Work task: Within the entries below, find each line containing the word "JSON" and copy it.

Information:
◆ ◆ ◆ ◆

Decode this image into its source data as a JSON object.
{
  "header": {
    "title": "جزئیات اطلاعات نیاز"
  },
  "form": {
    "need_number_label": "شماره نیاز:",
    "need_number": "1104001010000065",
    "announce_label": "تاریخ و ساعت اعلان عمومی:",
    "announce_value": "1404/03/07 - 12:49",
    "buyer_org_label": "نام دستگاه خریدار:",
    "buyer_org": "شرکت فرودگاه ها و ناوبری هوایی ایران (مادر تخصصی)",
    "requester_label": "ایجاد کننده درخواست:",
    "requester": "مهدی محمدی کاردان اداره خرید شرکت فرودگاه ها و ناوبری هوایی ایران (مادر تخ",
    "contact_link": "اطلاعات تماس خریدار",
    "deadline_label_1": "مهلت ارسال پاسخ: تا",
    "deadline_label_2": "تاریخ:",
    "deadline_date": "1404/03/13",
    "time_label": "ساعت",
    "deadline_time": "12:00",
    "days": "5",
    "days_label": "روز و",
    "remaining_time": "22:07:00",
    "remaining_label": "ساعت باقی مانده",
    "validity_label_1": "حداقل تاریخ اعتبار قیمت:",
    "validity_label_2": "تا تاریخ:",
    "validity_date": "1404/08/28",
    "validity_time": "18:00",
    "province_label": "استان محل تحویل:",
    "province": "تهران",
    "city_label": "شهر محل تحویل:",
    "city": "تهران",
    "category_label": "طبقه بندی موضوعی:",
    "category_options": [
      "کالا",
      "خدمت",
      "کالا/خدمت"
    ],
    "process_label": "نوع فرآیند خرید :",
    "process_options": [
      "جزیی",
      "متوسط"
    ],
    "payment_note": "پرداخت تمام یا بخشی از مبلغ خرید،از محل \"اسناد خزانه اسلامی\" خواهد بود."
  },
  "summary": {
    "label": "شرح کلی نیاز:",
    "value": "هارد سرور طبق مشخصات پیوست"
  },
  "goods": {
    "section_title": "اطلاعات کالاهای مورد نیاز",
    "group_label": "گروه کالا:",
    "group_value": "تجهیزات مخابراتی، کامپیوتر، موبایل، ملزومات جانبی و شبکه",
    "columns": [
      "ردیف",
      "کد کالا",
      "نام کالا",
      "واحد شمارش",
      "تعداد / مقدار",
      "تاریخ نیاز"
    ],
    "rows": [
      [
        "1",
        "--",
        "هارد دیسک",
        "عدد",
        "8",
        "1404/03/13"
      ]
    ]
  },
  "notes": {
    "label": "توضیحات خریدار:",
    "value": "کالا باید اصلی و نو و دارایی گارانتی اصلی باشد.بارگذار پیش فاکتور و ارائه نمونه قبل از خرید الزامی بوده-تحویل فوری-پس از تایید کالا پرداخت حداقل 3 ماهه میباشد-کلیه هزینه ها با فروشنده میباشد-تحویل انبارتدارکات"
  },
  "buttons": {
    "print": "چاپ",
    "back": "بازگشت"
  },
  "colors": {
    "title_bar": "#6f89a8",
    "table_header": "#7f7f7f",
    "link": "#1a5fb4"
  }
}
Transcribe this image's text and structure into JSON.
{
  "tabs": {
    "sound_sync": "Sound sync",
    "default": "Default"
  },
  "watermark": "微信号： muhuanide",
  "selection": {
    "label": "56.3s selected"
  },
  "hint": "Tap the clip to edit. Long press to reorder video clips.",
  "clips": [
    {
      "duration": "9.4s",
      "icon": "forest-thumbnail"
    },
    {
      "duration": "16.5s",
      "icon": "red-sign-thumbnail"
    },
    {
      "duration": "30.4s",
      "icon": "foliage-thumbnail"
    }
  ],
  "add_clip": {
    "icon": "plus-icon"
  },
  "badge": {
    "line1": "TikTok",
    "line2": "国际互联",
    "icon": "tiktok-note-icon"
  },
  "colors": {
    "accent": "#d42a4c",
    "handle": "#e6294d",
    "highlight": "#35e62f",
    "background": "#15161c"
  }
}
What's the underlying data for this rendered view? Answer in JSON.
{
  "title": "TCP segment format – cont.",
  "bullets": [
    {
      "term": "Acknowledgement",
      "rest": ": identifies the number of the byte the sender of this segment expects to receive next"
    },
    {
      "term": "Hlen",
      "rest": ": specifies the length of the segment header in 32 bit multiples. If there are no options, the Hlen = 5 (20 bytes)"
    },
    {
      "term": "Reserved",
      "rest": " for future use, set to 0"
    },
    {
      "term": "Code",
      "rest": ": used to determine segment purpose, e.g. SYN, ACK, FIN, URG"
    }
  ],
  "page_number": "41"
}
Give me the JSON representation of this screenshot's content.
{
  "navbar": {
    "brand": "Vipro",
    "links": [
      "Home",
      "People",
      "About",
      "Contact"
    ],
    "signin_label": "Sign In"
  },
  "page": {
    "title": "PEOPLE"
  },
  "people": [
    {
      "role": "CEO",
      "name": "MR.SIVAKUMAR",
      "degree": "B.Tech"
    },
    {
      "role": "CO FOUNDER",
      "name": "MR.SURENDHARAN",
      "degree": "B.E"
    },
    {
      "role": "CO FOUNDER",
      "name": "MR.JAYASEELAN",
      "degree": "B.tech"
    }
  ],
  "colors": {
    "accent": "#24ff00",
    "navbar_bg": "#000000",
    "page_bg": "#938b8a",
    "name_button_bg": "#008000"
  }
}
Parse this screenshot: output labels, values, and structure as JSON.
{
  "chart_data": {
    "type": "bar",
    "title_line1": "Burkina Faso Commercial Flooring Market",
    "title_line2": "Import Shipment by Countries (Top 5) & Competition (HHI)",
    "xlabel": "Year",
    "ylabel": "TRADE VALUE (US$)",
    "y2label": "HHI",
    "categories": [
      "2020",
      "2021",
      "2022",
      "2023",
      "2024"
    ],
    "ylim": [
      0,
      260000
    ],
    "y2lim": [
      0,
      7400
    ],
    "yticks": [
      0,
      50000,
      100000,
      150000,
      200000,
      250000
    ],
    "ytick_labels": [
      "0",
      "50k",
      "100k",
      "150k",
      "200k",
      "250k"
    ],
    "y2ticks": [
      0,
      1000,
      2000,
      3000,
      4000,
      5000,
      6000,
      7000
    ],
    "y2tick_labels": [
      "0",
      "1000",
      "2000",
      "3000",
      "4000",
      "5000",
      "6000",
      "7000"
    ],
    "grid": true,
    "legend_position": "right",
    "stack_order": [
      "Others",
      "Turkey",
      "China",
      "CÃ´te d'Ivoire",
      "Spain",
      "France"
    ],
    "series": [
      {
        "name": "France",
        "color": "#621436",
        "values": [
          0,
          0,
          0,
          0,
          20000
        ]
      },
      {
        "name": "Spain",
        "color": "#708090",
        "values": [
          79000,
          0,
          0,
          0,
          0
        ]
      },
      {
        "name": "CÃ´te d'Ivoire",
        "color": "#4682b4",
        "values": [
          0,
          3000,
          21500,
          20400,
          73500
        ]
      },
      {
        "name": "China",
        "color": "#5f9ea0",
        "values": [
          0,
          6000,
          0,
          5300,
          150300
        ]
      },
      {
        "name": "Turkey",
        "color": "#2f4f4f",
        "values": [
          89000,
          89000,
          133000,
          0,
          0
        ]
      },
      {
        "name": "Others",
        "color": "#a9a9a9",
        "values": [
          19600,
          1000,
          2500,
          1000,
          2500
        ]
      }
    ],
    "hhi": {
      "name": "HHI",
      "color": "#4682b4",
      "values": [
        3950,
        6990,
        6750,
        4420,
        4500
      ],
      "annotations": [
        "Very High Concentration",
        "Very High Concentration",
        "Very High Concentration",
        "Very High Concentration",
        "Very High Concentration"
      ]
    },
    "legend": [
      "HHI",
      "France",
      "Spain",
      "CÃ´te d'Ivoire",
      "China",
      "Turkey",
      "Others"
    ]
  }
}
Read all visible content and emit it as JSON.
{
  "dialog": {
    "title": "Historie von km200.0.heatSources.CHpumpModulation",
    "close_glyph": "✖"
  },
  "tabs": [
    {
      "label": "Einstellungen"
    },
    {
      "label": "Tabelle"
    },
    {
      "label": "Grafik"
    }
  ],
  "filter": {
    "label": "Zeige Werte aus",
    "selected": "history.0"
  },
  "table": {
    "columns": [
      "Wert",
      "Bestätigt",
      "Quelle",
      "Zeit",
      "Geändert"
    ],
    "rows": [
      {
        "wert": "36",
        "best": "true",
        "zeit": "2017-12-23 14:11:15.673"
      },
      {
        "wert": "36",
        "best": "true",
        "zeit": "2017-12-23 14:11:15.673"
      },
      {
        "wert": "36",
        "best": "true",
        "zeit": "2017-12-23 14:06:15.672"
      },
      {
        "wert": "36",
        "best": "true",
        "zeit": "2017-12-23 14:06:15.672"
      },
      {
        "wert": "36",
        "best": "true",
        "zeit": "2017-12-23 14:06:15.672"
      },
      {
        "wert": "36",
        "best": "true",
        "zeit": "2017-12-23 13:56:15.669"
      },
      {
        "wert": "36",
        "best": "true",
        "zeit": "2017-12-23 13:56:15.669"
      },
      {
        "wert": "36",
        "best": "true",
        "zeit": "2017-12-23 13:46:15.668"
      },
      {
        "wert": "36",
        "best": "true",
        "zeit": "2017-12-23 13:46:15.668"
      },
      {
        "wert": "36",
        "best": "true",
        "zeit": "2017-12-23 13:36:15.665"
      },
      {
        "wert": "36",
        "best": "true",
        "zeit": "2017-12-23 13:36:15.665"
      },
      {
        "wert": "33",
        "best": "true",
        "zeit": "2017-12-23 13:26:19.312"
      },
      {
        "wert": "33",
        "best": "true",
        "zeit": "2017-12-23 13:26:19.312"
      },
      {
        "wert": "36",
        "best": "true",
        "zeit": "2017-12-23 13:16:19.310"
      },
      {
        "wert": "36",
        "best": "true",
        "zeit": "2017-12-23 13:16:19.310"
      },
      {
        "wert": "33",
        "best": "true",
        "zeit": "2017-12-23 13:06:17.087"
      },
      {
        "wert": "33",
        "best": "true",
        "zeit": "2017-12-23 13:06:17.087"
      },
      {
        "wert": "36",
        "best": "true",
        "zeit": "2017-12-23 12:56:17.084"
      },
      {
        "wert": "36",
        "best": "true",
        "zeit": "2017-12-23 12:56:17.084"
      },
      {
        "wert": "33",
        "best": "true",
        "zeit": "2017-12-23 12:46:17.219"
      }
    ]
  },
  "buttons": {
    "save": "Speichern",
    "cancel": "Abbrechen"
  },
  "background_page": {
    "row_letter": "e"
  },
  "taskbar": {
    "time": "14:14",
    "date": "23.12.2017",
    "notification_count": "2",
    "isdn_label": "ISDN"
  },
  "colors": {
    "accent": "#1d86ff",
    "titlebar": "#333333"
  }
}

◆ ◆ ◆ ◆

Reply:
Decode this image into its source data as a JSON object.
Transcribe this image's text and structure into JSON.
What's the underlying data for this rendered view? Answer in JSON.
Give me the JSON representation of this screenshot's content.
Parse this screenshot: output labels, values, and structure as JSON.
Read all visible content and emit it as JSON.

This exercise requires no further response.